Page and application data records
- - -
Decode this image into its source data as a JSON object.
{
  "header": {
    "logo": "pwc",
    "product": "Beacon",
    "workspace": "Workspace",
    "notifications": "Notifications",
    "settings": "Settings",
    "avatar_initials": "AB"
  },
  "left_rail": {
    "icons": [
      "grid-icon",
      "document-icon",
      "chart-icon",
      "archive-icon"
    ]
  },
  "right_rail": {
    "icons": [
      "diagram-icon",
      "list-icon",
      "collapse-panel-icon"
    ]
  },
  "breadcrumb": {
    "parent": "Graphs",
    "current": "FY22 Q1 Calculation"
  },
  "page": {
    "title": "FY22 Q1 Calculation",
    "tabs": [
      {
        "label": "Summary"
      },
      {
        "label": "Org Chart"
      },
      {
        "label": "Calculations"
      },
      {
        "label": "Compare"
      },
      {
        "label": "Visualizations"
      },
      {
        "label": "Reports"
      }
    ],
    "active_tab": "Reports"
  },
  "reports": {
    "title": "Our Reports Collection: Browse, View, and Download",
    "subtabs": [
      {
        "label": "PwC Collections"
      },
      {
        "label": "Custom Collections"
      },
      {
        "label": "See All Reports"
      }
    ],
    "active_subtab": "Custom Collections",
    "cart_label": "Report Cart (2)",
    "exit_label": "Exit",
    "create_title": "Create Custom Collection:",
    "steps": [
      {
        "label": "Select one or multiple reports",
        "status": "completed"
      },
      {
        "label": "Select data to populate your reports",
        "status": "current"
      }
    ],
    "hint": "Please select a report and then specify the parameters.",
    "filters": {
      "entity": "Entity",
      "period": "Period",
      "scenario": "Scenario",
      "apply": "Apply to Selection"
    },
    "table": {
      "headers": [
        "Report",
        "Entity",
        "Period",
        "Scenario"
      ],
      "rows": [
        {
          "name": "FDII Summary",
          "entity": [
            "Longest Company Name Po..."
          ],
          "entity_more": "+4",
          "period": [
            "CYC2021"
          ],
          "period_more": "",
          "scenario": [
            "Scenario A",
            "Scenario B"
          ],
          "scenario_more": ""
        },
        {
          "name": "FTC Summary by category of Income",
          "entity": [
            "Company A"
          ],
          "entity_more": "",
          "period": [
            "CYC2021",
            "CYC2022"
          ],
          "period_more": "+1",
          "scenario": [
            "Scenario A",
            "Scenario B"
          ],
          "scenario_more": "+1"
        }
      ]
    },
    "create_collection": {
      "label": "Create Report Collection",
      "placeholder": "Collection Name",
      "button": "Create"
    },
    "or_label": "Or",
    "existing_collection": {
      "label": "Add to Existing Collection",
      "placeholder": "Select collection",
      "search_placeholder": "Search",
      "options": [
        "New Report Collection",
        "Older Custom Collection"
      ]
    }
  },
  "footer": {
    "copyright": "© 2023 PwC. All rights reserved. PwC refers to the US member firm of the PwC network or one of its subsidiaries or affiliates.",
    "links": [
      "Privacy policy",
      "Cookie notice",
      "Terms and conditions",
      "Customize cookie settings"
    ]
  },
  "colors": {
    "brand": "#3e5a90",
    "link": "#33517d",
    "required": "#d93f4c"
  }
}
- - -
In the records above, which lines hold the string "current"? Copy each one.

    "current": "FY22 Q1 Calculation"
        "status": "current"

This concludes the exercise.